What they did not imagine was a viaduct elevated 80 feet over the city and a 5,000-car parking garage dominating the city center, he said. Acoustic experts have also warned that the rail authority is underestimating how loud the trains will be.

“The rail will be too noisy for people to want to live around,” he said. “Now that we know what the impacts are, maybe we should have considered a bypass outside of town.”

An attractive new downtown residential development along a canal, City Place, is in the train’s path, Eggert said. The development is so new that the authority’s environmental report did not count its 200 residential units in the city’s impact report.

Now, opposition is widespread across town.

When the City Council was considering endorsing the bullet train, some 500 students and alumni of Bakersfield High showed up to protest. The council backed off, recalled Reese, the school’s principal.

Either Bakersfield route would cause problems at the school, Reese said. He noted that under the state education code, school systems are not allowed to build new campuses within 1,500 feet of a rail line, but there is no parallel regulation that prevents the building of a rail line near a school.


“Safety is always my first issue,” Reese added. “The rail authority argues that there has never been a high-speed derailment. Well, since they said that, there has been a derailment in China,” a reference to a crash that killed at least 38 last July.

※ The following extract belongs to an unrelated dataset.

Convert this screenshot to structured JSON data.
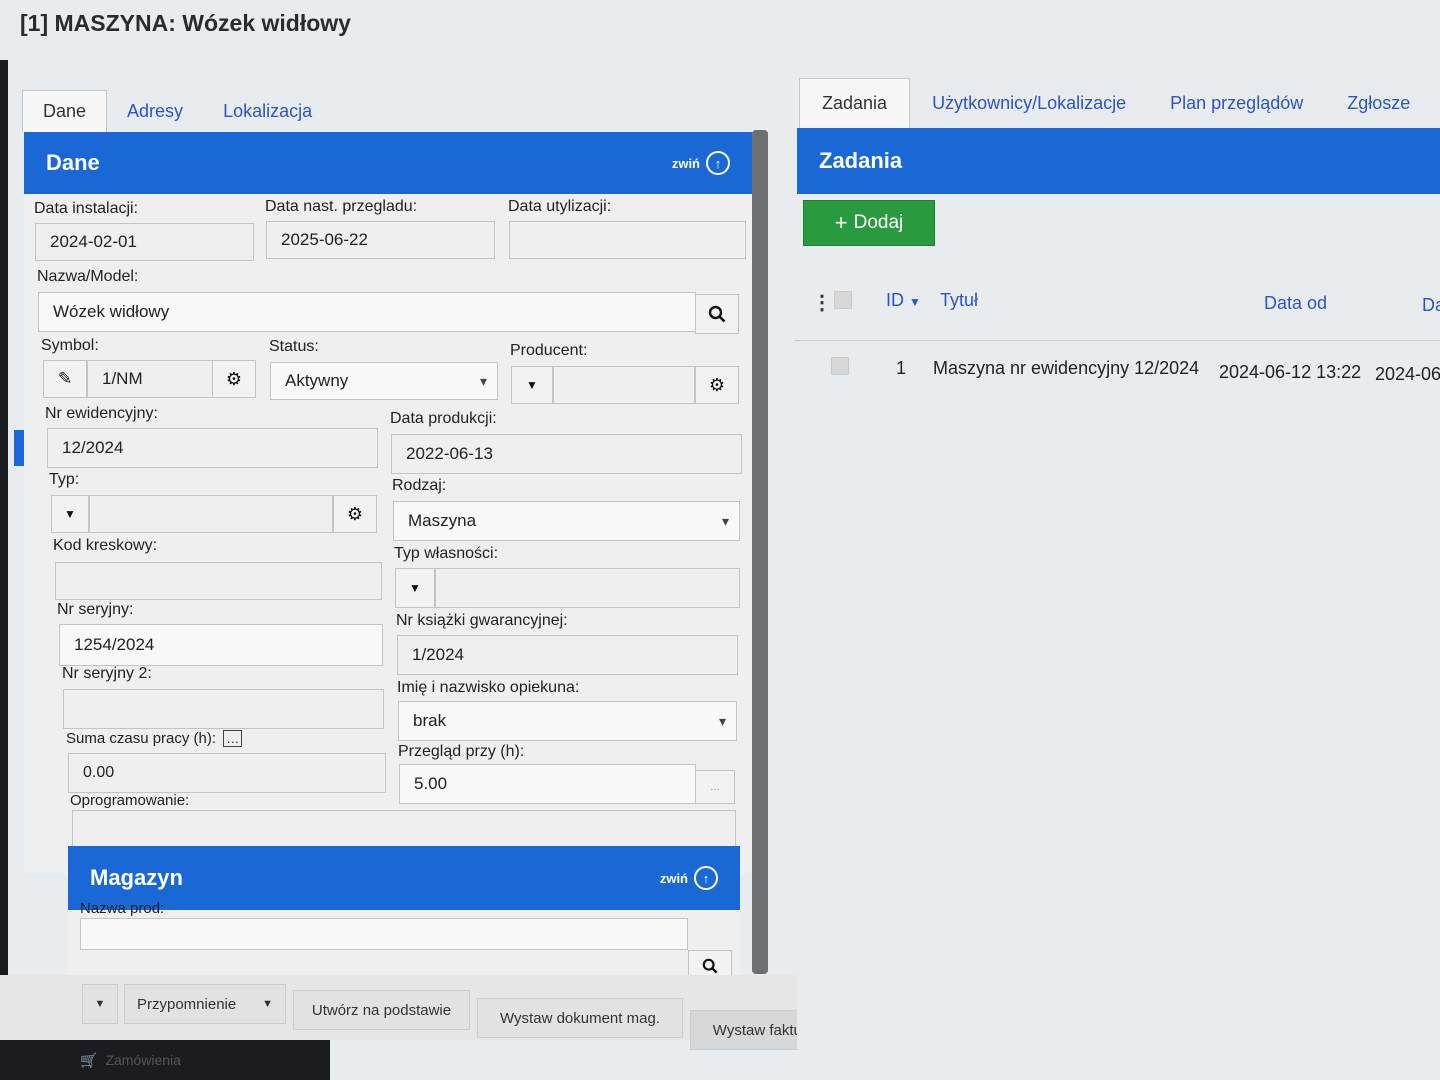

Rachel Wall, an authority spokeswoman, said the agency is working to mitigate the school’s concerns.

Whether the Central Valley can force significant changes in the bullet train plan is unclear. Up and down the valley, people know they are not playing with a strong political hand.

“Some people will say they screwed a bunch of farmers in Kings County. So who cares?” said Frank Oliveira, a farmer. “The answer is they will screw you too when it comes to your neighborhood.”